“If thou art bored with this wearisome method of calculation, take pity on me, who had to go through with at least seventy repetitions of it, at a very great loss of time.”

The Writer

One of the most remote forerunners of the modern computer is a mechanical boy that resides in the Muse d’Art et d’Histoire of Neuchtel, in Switzerland. Designed in the 18th century by Swiss watchmaker Pierre Jaquet-Droz, the automaton clutches a goose feather with which it can write any custom text up to 40 characters, guided by a stack of cams in the interior. Its eyes follow the pen, and it shakes extra ink from its quill after dipping it in an inkwell.

With a similar automaton designed by Swiss watchmaker Henri Maillardet, Jaquet-Droz’s writer helped to inspire Martin Scorsese’s 2011 film Hugo.

(Thanks, Snehal.)

Dunsany’s Chess

dunsany's chess

Lord Dunsany, the Anglo-Irish fantasy writer, proposed this alarming chess variant in the 1940s. Black has his usual army, but he’s facing an onslaught of white pawns, without even a king to attack. But he has the first move, and White’s pawns are denied the customary option of advancing two squares on their first move. To win, Black must capture all 32 white pawns; White wins by checkmating Black.

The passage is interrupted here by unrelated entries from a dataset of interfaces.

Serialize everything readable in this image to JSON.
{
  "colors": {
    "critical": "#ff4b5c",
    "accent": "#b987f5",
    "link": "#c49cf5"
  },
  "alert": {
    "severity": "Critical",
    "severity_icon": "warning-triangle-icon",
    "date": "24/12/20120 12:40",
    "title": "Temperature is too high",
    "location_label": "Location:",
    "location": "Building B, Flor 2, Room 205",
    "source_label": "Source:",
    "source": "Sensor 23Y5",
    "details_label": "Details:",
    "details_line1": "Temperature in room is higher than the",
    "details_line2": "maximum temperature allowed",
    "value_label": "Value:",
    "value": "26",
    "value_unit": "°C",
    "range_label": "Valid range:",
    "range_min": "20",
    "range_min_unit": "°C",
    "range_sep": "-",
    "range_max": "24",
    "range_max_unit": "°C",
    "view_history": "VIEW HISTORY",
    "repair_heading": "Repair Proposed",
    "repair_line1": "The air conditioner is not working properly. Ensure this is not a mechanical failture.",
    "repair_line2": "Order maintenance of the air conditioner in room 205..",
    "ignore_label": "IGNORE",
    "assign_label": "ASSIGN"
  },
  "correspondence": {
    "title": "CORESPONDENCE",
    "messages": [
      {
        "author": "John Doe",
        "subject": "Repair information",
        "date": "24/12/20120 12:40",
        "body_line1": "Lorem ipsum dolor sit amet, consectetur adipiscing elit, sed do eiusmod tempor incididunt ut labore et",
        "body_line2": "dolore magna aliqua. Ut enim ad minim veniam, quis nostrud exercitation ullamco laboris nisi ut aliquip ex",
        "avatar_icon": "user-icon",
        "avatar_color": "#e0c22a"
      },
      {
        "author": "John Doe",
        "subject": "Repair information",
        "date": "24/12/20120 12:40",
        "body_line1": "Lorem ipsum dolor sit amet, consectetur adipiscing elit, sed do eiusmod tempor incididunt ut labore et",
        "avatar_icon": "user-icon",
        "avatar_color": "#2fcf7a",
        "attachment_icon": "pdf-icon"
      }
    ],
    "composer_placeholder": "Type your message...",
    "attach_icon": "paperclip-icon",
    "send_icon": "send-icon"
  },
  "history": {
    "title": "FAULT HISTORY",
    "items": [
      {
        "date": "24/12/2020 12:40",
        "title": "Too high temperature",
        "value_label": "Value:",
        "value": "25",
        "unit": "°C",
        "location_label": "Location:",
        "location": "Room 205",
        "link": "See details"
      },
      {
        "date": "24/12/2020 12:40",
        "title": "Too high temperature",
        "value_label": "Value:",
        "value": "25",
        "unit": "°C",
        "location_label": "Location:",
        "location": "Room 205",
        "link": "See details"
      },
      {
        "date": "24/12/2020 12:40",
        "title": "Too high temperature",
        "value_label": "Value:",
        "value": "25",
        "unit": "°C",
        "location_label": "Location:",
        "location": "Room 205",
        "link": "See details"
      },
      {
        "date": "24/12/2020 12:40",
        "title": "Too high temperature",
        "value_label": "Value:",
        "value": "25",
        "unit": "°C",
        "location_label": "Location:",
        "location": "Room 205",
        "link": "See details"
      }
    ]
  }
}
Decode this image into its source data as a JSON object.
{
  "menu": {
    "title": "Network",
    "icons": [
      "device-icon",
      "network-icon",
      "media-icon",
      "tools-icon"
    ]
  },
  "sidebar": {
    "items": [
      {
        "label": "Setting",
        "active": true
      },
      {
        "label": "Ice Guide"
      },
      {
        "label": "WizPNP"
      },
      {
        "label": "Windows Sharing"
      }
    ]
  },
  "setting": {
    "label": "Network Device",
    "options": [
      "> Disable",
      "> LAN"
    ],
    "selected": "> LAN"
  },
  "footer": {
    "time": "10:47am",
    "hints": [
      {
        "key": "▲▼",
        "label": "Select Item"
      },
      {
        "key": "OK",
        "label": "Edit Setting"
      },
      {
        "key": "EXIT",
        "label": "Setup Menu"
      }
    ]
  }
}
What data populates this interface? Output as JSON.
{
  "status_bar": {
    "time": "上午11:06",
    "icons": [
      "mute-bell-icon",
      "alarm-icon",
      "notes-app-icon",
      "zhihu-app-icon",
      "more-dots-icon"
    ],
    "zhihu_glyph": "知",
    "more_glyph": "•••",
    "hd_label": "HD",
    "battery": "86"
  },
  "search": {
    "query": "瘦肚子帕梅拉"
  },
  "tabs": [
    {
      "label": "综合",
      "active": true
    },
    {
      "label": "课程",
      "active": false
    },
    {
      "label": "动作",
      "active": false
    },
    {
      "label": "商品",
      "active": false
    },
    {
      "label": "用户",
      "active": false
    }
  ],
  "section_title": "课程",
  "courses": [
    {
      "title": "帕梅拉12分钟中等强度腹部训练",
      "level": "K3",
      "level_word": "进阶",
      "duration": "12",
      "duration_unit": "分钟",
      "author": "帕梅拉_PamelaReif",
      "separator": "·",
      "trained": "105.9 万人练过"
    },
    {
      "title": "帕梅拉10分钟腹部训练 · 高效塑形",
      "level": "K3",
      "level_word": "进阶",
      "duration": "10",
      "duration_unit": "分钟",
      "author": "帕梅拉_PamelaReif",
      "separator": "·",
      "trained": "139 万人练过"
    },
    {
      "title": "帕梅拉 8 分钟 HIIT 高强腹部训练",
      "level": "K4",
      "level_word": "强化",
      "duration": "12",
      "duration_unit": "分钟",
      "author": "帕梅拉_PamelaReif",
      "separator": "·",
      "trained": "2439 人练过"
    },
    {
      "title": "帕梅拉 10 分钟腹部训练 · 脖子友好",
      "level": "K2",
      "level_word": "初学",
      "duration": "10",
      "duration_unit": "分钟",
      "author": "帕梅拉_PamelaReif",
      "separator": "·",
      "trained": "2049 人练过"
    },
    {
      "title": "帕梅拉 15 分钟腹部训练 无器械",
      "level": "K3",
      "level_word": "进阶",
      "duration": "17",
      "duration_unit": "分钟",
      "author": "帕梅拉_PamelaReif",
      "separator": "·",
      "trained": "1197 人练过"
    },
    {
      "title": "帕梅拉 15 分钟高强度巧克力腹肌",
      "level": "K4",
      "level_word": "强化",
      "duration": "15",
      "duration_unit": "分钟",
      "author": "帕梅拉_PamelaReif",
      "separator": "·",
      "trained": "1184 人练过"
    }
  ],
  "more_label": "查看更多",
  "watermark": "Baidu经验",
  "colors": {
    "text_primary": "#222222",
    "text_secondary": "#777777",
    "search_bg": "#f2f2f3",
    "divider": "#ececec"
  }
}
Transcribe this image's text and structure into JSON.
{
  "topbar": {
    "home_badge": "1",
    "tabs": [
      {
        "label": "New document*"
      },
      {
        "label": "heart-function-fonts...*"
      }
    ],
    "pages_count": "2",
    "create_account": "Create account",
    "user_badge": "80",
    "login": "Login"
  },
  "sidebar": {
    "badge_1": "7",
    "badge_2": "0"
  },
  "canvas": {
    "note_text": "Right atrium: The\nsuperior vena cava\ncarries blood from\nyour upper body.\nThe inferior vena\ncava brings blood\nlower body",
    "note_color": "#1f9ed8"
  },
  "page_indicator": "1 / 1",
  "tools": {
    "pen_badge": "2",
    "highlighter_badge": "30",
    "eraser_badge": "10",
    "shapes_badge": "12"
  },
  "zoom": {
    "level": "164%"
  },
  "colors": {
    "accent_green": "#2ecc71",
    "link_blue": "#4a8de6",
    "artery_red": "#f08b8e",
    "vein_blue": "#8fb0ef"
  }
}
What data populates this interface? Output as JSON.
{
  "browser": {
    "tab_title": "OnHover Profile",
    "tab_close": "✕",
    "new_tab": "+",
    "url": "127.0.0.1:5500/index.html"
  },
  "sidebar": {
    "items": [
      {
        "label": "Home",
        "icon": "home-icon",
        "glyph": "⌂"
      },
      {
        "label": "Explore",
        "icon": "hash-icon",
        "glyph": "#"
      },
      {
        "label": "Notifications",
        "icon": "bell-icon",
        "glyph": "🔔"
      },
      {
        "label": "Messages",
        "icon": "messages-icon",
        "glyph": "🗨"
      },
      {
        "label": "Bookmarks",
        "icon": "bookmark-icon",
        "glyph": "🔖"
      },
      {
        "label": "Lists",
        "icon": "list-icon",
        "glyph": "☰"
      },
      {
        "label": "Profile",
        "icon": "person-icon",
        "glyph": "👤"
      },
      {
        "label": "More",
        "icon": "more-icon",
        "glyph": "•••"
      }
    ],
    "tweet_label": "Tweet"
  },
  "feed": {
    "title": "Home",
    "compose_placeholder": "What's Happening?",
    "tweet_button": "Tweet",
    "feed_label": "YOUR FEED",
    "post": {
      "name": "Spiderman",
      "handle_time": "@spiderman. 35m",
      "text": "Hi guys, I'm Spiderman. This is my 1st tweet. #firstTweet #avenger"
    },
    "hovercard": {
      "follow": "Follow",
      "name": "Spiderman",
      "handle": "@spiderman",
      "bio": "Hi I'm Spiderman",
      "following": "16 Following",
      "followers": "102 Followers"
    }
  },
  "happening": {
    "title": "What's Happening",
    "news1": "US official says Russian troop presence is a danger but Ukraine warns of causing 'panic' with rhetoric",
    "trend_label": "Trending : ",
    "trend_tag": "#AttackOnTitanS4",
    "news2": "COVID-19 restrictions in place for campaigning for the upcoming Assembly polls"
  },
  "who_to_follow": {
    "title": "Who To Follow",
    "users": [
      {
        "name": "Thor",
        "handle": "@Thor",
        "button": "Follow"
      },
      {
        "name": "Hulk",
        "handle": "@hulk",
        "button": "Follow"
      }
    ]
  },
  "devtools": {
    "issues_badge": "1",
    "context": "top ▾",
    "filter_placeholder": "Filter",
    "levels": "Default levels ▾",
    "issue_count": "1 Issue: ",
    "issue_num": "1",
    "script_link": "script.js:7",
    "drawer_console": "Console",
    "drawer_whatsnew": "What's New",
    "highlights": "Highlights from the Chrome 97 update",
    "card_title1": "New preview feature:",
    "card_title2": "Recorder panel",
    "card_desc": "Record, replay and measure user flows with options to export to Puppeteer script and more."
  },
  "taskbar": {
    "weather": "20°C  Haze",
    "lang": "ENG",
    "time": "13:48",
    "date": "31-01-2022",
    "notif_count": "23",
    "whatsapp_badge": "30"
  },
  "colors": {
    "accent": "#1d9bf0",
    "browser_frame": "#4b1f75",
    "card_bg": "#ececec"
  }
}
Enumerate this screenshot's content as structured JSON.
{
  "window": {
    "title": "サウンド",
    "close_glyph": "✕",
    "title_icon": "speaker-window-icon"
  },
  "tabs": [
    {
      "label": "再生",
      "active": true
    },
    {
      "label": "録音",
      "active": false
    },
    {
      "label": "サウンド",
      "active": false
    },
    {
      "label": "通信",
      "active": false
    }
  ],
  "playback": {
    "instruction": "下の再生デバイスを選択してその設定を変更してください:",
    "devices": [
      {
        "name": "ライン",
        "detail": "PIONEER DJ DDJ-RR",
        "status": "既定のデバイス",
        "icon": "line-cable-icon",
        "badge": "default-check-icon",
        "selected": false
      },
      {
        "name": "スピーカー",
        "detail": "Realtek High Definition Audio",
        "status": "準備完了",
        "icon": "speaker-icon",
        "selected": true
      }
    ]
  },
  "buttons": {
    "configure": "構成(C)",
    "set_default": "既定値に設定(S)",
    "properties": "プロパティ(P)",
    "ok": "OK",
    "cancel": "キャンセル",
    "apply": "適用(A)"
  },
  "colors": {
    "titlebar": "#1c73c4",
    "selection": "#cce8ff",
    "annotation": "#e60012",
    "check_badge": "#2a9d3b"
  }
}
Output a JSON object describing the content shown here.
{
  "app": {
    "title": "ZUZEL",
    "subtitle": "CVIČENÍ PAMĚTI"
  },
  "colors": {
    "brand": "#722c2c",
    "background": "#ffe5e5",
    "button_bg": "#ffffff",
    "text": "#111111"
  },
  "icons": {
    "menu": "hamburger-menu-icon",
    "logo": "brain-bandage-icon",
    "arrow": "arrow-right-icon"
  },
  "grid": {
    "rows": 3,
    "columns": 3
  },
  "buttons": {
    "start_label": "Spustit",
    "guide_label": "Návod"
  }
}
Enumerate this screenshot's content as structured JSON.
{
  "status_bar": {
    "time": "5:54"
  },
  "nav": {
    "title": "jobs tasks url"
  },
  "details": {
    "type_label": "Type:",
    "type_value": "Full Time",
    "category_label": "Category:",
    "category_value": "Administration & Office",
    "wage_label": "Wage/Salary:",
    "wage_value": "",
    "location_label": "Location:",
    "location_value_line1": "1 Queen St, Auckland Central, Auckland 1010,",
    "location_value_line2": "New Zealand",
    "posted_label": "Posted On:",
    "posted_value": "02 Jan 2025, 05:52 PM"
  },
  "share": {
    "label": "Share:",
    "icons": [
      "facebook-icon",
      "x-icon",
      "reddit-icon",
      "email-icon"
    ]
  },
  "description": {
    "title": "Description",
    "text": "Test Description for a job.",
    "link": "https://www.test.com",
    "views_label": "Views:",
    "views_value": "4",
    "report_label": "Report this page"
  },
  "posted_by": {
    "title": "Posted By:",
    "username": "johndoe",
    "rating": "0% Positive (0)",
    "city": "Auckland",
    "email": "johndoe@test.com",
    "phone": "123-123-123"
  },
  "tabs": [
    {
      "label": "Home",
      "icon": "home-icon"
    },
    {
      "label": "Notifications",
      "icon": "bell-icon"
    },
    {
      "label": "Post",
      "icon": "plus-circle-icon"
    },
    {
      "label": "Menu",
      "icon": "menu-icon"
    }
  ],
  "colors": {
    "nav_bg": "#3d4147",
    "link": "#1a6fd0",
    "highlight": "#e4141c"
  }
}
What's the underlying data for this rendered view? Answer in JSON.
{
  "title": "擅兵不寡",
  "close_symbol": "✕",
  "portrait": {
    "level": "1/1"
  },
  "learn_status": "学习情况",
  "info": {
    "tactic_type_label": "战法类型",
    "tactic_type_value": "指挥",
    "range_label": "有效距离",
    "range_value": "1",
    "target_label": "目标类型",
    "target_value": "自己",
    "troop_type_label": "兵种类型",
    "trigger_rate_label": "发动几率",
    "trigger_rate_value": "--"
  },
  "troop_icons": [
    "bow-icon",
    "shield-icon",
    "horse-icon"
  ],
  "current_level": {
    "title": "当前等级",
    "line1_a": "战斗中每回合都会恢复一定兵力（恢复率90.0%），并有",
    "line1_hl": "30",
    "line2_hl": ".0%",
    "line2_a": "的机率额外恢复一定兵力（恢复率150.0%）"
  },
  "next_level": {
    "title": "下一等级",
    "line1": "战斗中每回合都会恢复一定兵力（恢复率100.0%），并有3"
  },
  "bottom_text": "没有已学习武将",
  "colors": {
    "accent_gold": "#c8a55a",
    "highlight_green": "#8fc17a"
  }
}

You can experiment with it here, and you can play a close variant, called Horde, on the Internet chess server Lichess.